Please find the lines in the entries below that contain the word "icon", and copy each one.
***** EXCERPTED DATA *****
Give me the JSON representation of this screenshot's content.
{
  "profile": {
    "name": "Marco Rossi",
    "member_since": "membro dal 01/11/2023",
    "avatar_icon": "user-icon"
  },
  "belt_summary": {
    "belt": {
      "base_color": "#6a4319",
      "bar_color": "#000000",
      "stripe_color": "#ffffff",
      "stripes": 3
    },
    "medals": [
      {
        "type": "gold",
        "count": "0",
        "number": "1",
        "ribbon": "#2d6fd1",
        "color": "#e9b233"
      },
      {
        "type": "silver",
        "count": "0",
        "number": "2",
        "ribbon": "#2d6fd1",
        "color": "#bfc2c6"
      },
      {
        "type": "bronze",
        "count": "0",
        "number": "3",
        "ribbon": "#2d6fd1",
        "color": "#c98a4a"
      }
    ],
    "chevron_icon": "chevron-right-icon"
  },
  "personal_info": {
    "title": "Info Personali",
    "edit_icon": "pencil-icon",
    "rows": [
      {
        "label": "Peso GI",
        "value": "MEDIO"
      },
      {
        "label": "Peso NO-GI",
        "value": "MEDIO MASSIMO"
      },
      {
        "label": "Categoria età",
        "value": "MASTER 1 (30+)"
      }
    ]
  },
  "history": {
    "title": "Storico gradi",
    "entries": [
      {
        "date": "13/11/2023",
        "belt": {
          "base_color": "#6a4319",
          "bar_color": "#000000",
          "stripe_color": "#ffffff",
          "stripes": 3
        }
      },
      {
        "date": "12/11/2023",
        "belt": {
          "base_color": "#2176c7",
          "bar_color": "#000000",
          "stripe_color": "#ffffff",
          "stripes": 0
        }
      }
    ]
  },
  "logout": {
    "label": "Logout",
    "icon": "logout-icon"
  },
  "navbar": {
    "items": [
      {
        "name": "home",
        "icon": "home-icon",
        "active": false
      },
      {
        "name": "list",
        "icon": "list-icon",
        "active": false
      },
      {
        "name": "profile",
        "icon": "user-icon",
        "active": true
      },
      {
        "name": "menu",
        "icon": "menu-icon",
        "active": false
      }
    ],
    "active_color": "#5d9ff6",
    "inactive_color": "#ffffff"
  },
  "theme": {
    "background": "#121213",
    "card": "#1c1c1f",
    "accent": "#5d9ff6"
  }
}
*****
EXERCISE RESPONSE —
    "avatar_icon": "user-icon"
    "chevron_icon": "chevron-right-icon"
    "edit_icon": "pencil-icon",
    "icon": "logout-icon"
        "icon": "home-icon",
        "icon": "list-icon",
        "icon": "user-icon",
        "icon": "menu-icon",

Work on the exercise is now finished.